───── Input data
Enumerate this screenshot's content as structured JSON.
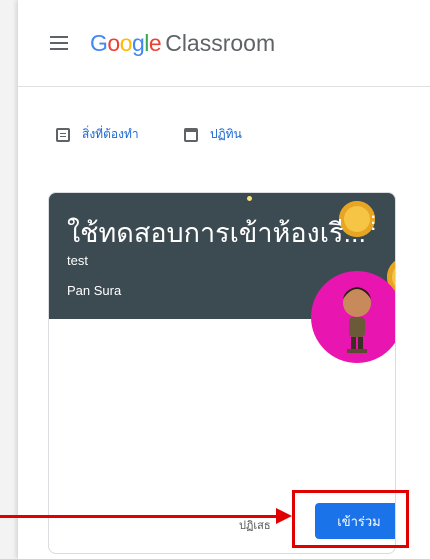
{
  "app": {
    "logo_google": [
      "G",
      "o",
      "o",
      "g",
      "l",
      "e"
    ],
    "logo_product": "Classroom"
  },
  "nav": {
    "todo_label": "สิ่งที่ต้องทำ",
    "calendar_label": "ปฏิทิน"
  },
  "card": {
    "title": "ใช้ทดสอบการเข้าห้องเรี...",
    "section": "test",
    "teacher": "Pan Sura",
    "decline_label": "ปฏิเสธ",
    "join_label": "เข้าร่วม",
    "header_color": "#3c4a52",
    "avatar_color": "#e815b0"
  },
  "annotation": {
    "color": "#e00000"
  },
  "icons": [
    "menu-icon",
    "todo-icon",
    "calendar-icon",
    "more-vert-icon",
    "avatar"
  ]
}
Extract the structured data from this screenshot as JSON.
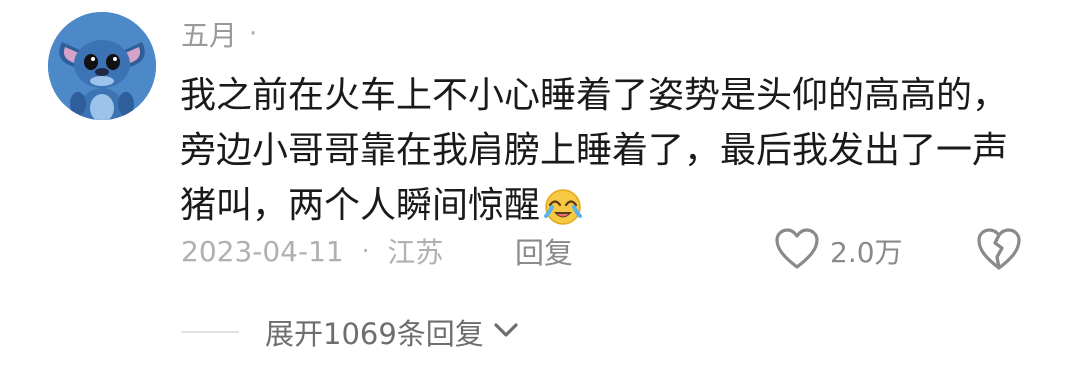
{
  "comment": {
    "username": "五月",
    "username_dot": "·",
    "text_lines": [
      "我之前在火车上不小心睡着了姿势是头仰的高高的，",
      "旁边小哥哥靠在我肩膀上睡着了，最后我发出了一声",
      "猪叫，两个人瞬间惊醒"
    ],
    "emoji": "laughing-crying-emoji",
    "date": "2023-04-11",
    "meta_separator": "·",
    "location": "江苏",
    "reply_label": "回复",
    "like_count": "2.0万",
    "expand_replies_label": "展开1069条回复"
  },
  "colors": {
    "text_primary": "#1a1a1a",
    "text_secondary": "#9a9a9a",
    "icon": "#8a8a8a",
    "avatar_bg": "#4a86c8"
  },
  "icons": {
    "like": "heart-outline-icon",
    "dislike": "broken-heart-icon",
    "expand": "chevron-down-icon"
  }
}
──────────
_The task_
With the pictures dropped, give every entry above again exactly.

_Output below_
Enumerate this screenshot's content as structured JSON.
{
  "app": {
    "logo_google": [
      "G",
      "o",
      "o",
      "g",
      "l",
      "e"
    ],
    "logo_product": "Classroom"
  },
  "nav": {
    "todo_label": "สิ่งที่ต้องทำ",
    "calendar_label": "ปฏิทิน"
  },
  "card": {
    "title": "ใช้ทดสอบการเข้าห้องเรี...",
    "section": "test",
    "teacher": "Pan Sura",
    "decline_label": "ปฏิเสธ",
    "join_label": "เข้าร่วม",
    "header_color": "#3c4a52",
    "avatar_color": "#e815b0"
  },
  "annotation": {
    "color": "#e00000"
  },
  "icons": [
    "menu-icon",
    "todo-icon",
    "calendar-icon",
    "more-vert-icon",
    "avatar"
  ]
}
Extract the structured data from this screenshot as JSON.
{
  "comment": {
    "username": "五月",
    "username_dot": "·",
    "text_lines": [
      "我之前在火车上不小心睡着了姿势是头仰的高高的，",
      "旁边小哥哥靠在我肩膀上睡着了，最后我发出了一声",
      "猪叫，两个人瞬间惊醒"
    ],
    "emoji": "laughing-crying-emoji",
    "date": "2023-04-11",
    "meta_separator": "·",
    "location": "江苏",
    "reply_label": "回复",
    "like_count": "2.0万",
    "expand_replies_label": "展开1069条回复"
  },
  "colors": {
    "text_primary": "#1a1a1a",
    "text_secondary": "#9a9a9a",
    "icon": "#8a8a8a",
    "avatar_bg": "#4a86c8"
  },
  "icons": {
    "like": "heart-outline-icon",
    "dislike": "broken-heart-icon",
    "expand": "chevron-down-icon"
  }
}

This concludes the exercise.